As a result of the payment stream consisting of principal and interest, these bonds are ‘annuity like’ but the payment is indexed to the Consumer Price Index. That means IABs also offer protection against inflation, as inflation increases over time, so will the cashflows you receive.
The principal repayment schedule is calculated in essentially the same way as a conventional house mortgage. In the absence of inflation, each payment would be equal, consisting of part principal and part interest, just like a mortgage. This amount is also referred to as the base payment or ‘base annuity’. The base payments are indexed (by inflation) over the life of the asset, resulting in a inflation protected payment over the life of the bond.

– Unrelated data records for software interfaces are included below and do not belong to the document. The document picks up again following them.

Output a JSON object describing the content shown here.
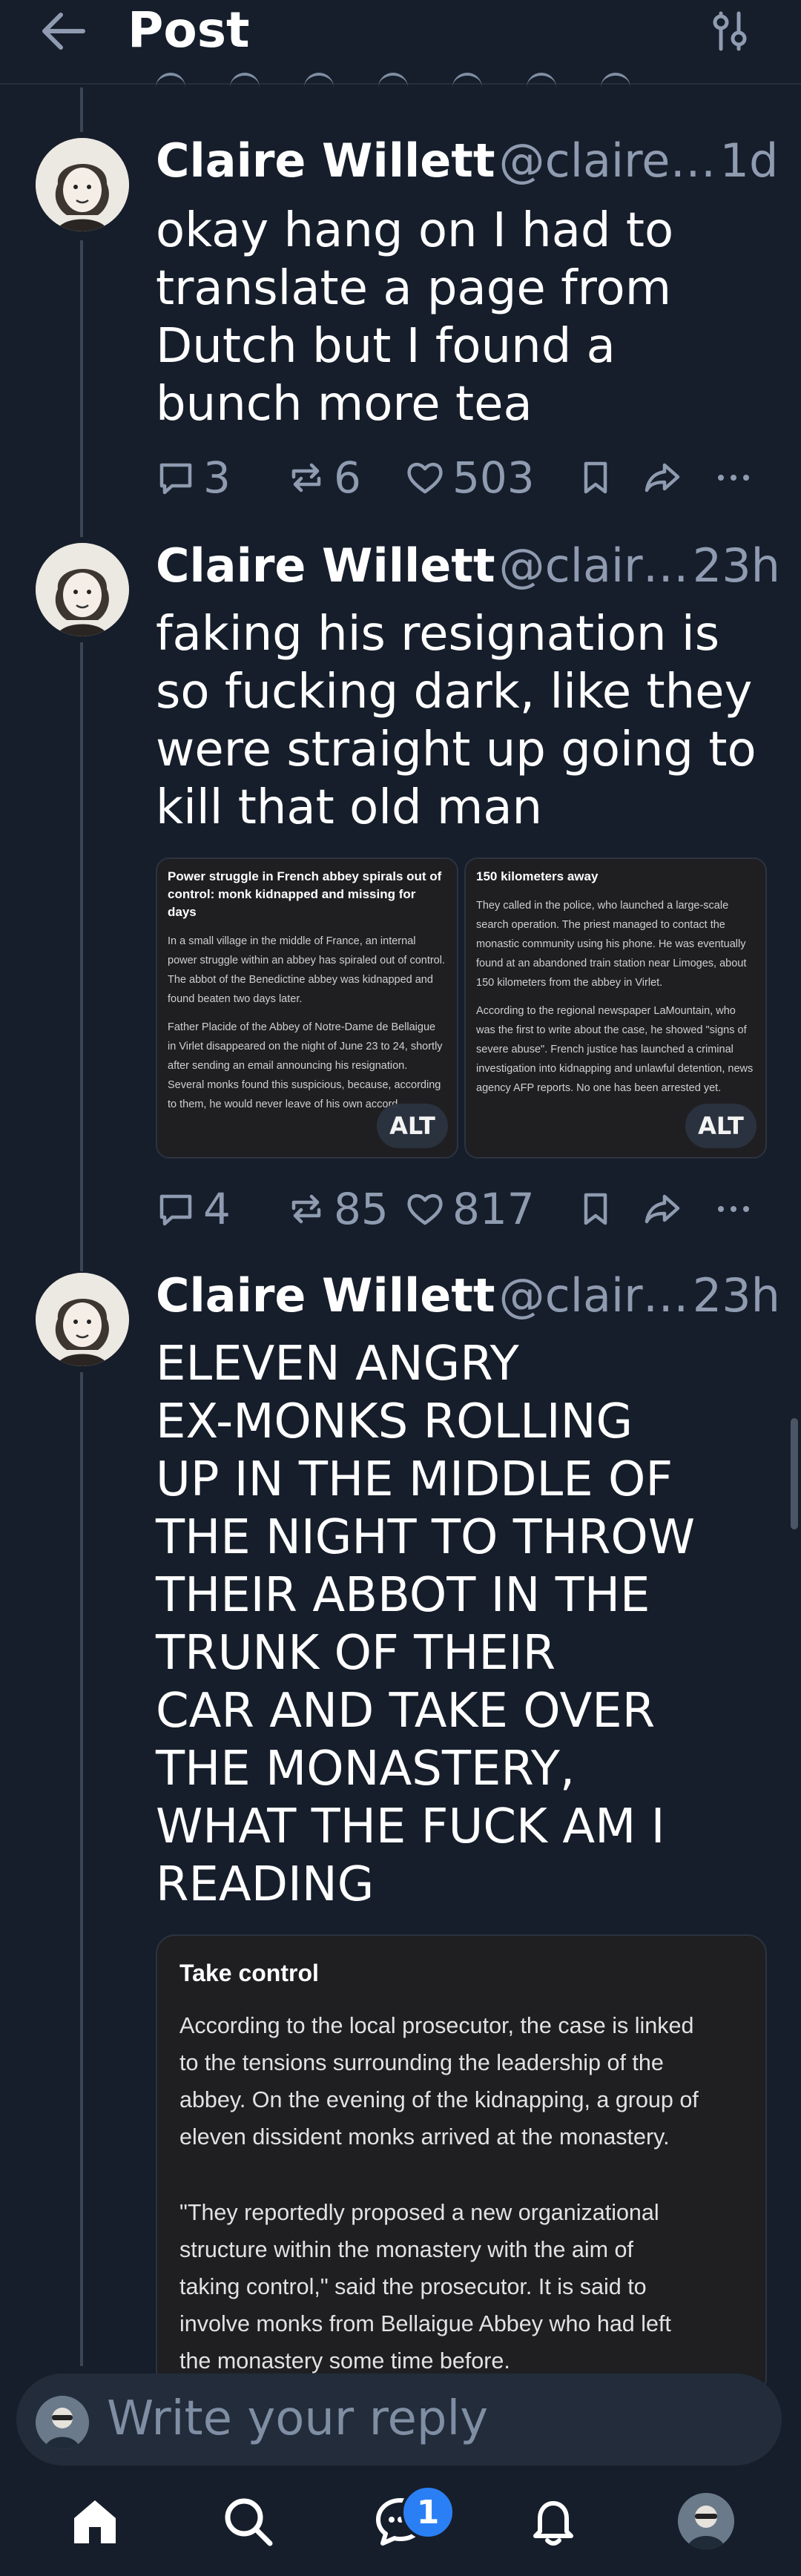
{
  "header": {
    "title": "Post"
  },
  "posts": [
    {
      "name": "Claire Willett",
      "handle": "@claire…",
      "time": "1d",
      "lines": [
        "okay hang on I had to",
        "translate a page from",
        "Dutch but I found a",
        "bunch more tea"
      ],
      "replies": "3",
      "reposts": "6",
      "likes": "503"
    },
    {
      "name": "Claire Willett",
      "handle": "@clair…",
      "time": "23h",
      "lines": [
        "faking his resignation is",
        "so fucking dark, like they",
        "were straight up going to",
        "kill that old man"
      ],
      "replies": "4",
      "reposts": "85",
      "likes": "817",
      "images": [
        {
          "title": "Power struggle in French abbey spirals out of control: monk kidnapped and missing for days",
          "paragraphs": [
            "In a small village in the middle of France, an internal power struggle within an abbey has spiraled out of control. The abbot of the Benedictine abbey was kidnapped and found beaten two days later.",
            "Father Placide of the Abbey of Notre-Dame de Bellaigue in Virlet disappeared on the night of June 23 to 24, shortly after sending an email announcing his resignation. Several monks found this suspicious, because, according to them, he would never leave of his own accord."
          ],
          "alt": "ALT"
        },
        {
          "title": "150 kilometers away",
          "paragraphs": [
            "They called in the police, who launched a large-scale search operation. The priest managed to contact the monastic community using his phone. He was eventually found at an abandoned train station near Limoges, about 150 kilometers from the abbey in Virlet.",
            "According to the regional newspaper LaMountain, who was the first to write about the case, he showed \"signs of severe abuse\". French justice has launched a criminal investigation into kidnapping and unlawful detention, news agency AFP reports. No one has been arrested yet."
          ],
          "alt": "ALT"
        }
      ]
    },
    {
      "name": "Claire Willett",
      "handle": "@clair…",
      "time": "23h",
      "lines": [
        "ELEVEN ANGRY",
        "EX-MONKS ROLLING",
        "UP IN THE MIDDLE OF",
        "THE NIGHT TO THROW",
        "THEIR ABBOT IN THE",
        "TRUNK OF THEIR",
        "CAR AND TAKE OVER",
        "THE MONASTERY,",
        "WHAT THE FUCK AM I",
        "READING"
      ],
      "quote": {
        "title": "Take control",
        "p1": [
          "According to the local prosecutor, the case is linked",
          "to the tensions surrounding the leadership of the",
          "abbey. On the evening of the kidnapping, a group of",
          "eleven dissident monks arrived at the monastery."
        ],
        "p2": [
          "\"They reportedly proposed a new organizational",
          "structure within the monastery with the aim of",
          "taking control,\" said the prosecutor. It is said to",
          "involve monks from Bellaigue Abbey who had left",
          "the monastery some time before."
        ]
      }
    }
  ],
  "reply": {
    "placeholder": "Write your reply"
  },
  "nav": {
    "notification_badge": "1"
  },
  "colors": {
    "background": "#161e2b",
    "muted": "#8f9bb0",
    "accent": "#2a7ff5"
  }
}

Because the quarterly IAB payment is made up of principal and interest, the payment is higher than that of a CIB (which only receives a repayment of interest quarterly). This is a key for investors when deciding whether their investment needs are better suited to an IAB or a CIB. Investors more concerned with protecting their capital from inflation may prefer to invest in CIBs, whilst investors more concerned with receiving higher, inflation protected cashflow streams may prefer to invest in IABs.

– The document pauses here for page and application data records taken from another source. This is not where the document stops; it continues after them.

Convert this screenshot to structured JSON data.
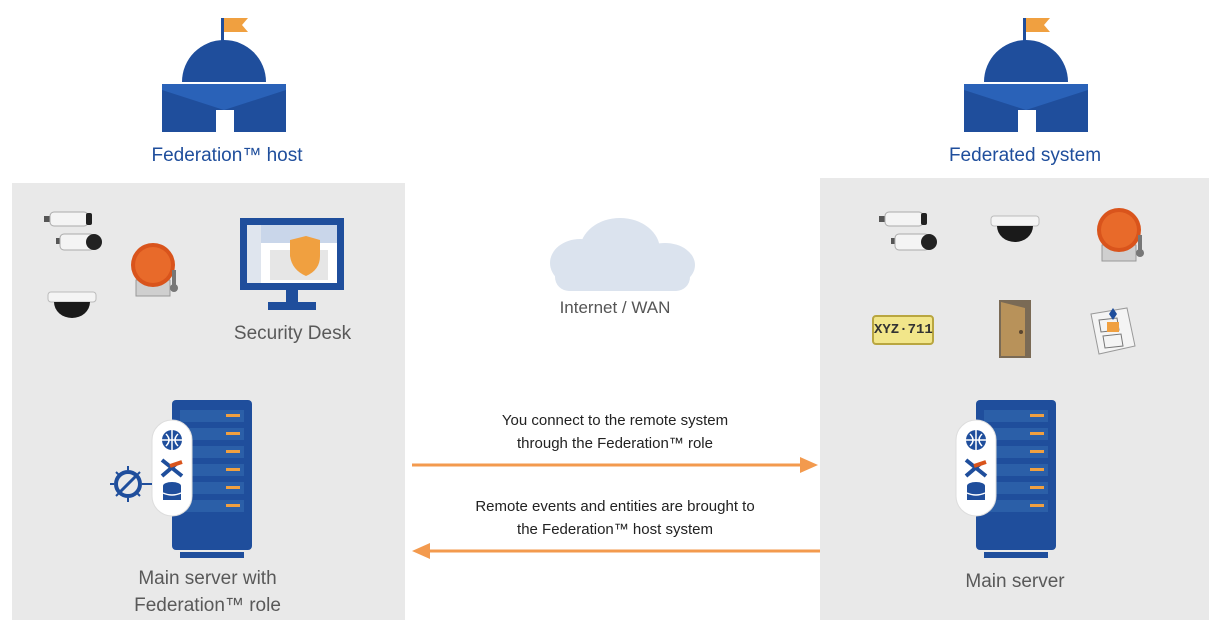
{
  "left": {
    "title": "Federation™ host",
    "workstation_label": "Security Desk",
    "server_label_line1": "Main server with",
    "server_label_line2": "Federation™ role"
  },
  "right": {
    "title": "Federated system",
    "plate_text": "XYZ·711",
    "server_label": "Main server"
  },
  "center": {
    "cloud_label": "Internet / WAN",
    "arrow1_line1": "You connect to the remote system",
    "arrow1_line2": "through the Federation™ role",
    "arrow2_line1": "Remote events and entities are brought to",
    "arrow2_line2": "the Federation™ host system"
  },
  "colors": {
    "brand_blue": "#1f4e9c",
    "accent_orange": "#f39a4e",
    "panel_gray": "#e9e9e9"
  }
}
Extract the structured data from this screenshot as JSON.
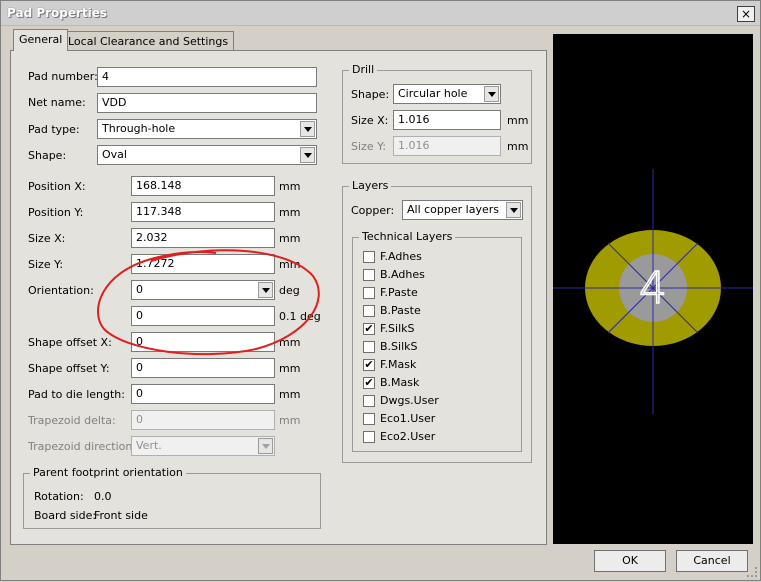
{
  "window": {
    "title": "Pad Properties",
    "close_glyph": "×"
  },
  "tabs": [
    "General",
    "Local Clearance and Settings"
  ],
  "general": {
    "pad_number": {
      "label": "Pad number:",
      "value": "4"
    },
    "net_name": {
      "label": "Net name:",
      "value": "VDD"
    },
    "pad_type": {
      "label": "Pad type:",
      "value": "Through-hole"
    },
    "shape": {
      "label": "Shape:",
      "value": "Oval"
    },
    "position_x": {
      "label": "Position X:",
      "value": "168.148",
      "unit": "mm"
    },
    "position_y": {
      "label": "Position Y:",
      "value": "117.348",
      "unit": "mm"
    },
    "size_x": {
      "label": "Size X:",
      "value": "2.032",
      "unit": "mm"
    },
    "size_y": {
      "label": "Size Y:",
      "value": "1.7272",
      "unit": "mm"
    },
    "orientation": {
      "label": "Orientation:",
      "value": "0",
      "unit": "deg",
      "value2": "0",
      "unit2": "0.1 deg"
    },
    "shape_offset_x": {
      "label": "Shape offset X:",
      "value": "0",
      "unit": "mm"
    },
    "shape_offset_y": {
      "label": "Shape offset Y:",
      "value": "0",
      "unit": "mm"
    },
    "pad_to_die": {
      "label": "Pad to die length:",
      "value": "0",
      "unit": "mm"
    },
    "trapezoid_delta": {
      "label": "Trapezoid delta:",
      "value": "0",
      "unit": "mm"
    },
    "trapezoid_direction": {
      "label": "Trapezoid direction:",
      "value": "Vert."
    }
  },
  "parent_orientation": {
    "title": "Parent footprint orientation",
    "rotation_label": "Rotation:",
    "rotation_value": "0.0",
    "board_side_label": "Board side:",
    "board_side_value": "Front side"
  },
  "drill": {
    "title": "Drill",
    "shape_label": "Shape:",
    "shape_value": "Circular hole",
    "size_x_label": "Size X:",
    "size_x_value": "1.016",
    "size_x_unit": "mm",
    "size_y_label": "Size Y:",
    "size_y_value": "1.016",
    "size_y_unit": "mm"
  },
  "layers": {
    "title": "Layers",
    "copper_label": "Copper:",
    "copper_value": "All copper layers",
    "technical_title": "Technical Layers",
    "technical": [
      {
        "name": "F.Adhes",
        "checked": false
      },
      {
        "name": "B.Adhes",
        "checked": false
      },
      {
        "name": "F.Paste",
        "checked": false
      },
      {
        "name": "B.Paste",
        "checked": false
      },
      {
        "name": "F.SilkS",
        "checked": true
      },
      {
        "name": "B.SilkS",
        "checked": false
      },
      {
        "name": "F.Mask",
        "checked": true
      },
      {
        "name": "B.Mask",
        "checked": true
      },
      {
        "name": "Dwgs.User",
        "checked": false
      },
      {
        "name": "Eco1.User",
        "checked": false
      },
      {
        "name": "Eco2.User",
        "checked": false
      }
    ]
  },
  "preview": {
    "pad_label": "4",
    "colors": {
      "background": "#000000",
      "copper": "#a09b00",
      "hole": "#9a9a9a",
      "crosshair": "#2a2aa0",
      "label": "#ffffff"
    }
  },
  "buttons": {
    "ok": "OK",
    "cancel": "Cancel"
  },
  "annotation": {
    "color": "#e02020"
  },
  "check_glyph": "✔"
}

An annuity is a series of regular future cashflows, due and payable to the investor in return for the purchase price paid.
Key IAB strengths
As IABs are indexed to the CPI, investors cash flows are protected against inflation
Tradeable, just like other fixed income securities
Long terms to maturity which help lock in returns
Can add diversification to your portfolio
Paying real yields over and above inflation of CPI + 3%
Low minimum investments given some bonds have repaid significant principal.